(Task to complete) Using the data below, show every line where the word "Taiwan" occurs.

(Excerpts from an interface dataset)
□ □ □

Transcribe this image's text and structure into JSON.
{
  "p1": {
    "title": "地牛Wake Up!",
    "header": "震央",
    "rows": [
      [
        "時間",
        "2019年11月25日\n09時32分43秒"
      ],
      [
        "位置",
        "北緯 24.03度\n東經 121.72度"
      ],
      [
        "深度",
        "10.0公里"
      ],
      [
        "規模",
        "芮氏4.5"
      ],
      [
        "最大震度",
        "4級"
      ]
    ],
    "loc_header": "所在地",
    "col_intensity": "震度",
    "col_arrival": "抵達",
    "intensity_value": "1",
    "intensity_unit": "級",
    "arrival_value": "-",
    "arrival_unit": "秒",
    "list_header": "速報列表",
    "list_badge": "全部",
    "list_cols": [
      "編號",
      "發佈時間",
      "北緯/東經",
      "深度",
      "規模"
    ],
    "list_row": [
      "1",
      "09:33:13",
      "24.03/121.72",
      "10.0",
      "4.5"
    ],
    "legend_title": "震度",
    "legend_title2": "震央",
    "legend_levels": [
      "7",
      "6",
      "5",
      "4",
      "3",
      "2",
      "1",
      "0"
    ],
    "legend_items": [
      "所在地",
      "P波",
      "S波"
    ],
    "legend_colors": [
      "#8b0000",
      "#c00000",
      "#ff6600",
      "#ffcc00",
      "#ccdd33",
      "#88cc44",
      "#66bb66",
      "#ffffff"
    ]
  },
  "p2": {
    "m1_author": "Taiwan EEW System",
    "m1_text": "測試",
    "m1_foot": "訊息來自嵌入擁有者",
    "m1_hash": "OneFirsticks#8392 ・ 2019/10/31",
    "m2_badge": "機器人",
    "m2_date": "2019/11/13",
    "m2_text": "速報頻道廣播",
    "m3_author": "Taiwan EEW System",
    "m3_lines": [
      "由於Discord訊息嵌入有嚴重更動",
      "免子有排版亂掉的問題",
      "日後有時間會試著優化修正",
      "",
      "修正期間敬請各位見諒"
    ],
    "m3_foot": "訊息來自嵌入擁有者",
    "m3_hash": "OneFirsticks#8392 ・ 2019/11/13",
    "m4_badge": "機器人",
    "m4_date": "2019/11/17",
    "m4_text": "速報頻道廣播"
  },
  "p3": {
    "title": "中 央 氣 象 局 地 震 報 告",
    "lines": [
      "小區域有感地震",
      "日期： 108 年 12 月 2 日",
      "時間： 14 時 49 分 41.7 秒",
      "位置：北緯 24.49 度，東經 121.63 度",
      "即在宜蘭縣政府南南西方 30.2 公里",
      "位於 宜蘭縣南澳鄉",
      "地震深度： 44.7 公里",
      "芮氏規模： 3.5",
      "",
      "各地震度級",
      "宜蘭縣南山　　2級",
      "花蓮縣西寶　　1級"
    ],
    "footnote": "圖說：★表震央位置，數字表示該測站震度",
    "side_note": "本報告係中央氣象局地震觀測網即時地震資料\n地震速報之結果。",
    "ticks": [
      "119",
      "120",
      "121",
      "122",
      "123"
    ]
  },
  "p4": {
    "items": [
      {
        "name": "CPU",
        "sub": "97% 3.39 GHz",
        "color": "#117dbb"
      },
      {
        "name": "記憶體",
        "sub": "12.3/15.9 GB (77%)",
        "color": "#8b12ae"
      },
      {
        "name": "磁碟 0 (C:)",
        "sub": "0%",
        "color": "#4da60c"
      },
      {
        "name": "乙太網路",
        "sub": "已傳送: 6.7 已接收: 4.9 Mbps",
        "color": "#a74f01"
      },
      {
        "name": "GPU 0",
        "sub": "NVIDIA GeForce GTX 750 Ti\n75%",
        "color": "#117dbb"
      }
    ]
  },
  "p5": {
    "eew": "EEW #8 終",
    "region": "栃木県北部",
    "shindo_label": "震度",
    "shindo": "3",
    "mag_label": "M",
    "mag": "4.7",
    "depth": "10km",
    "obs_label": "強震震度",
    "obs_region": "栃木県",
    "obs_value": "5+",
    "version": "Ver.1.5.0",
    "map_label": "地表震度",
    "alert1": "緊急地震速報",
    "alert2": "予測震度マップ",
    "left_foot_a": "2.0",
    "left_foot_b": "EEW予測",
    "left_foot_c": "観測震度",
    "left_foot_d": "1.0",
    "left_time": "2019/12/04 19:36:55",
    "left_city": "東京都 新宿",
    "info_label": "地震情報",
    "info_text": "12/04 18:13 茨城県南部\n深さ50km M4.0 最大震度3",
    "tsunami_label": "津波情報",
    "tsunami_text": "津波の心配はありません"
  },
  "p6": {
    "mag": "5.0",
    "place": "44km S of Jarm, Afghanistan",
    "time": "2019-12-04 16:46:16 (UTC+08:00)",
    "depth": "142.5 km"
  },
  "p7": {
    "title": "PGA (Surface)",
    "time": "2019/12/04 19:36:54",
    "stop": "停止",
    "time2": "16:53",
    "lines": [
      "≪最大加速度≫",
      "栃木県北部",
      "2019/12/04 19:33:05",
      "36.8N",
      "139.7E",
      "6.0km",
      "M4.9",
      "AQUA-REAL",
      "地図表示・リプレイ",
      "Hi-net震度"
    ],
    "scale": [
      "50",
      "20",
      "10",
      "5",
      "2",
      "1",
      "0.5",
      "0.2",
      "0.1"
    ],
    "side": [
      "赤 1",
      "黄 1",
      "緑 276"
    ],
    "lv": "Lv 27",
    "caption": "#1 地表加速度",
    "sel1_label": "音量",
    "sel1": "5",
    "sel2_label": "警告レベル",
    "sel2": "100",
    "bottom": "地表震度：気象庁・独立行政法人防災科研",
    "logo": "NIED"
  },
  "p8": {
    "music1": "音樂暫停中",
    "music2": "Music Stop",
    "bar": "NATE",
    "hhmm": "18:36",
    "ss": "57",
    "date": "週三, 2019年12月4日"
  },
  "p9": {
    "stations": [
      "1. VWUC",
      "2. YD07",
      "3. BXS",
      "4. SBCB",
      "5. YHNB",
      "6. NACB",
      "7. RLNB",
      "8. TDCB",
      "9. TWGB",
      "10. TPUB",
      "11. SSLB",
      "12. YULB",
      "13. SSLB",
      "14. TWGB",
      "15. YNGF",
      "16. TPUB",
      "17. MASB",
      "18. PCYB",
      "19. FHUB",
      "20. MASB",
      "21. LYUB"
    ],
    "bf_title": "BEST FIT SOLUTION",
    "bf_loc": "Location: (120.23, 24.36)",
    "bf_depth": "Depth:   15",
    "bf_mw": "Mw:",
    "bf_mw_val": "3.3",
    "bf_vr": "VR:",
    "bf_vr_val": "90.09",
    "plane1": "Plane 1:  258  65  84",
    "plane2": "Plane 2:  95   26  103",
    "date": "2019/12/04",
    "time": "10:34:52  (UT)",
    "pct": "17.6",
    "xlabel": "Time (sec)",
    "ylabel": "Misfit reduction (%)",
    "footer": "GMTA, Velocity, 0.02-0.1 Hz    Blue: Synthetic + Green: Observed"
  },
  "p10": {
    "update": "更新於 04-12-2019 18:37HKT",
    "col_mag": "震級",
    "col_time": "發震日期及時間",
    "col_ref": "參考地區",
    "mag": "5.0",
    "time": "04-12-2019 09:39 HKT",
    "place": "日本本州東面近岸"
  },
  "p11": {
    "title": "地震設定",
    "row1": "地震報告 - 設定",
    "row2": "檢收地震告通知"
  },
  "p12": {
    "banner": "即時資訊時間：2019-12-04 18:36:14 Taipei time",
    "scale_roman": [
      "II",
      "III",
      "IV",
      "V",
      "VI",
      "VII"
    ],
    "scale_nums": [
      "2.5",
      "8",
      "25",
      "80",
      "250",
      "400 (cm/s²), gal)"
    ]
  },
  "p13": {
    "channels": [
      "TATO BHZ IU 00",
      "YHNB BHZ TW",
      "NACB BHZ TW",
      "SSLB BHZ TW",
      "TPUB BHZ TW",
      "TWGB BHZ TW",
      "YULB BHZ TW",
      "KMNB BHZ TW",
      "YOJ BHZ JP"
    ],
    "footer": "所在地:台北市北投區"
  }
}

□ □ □

(Written solution)
    "m1_author": "Taiwan EEW System",
    "m3_author": "Taiwan EEW System",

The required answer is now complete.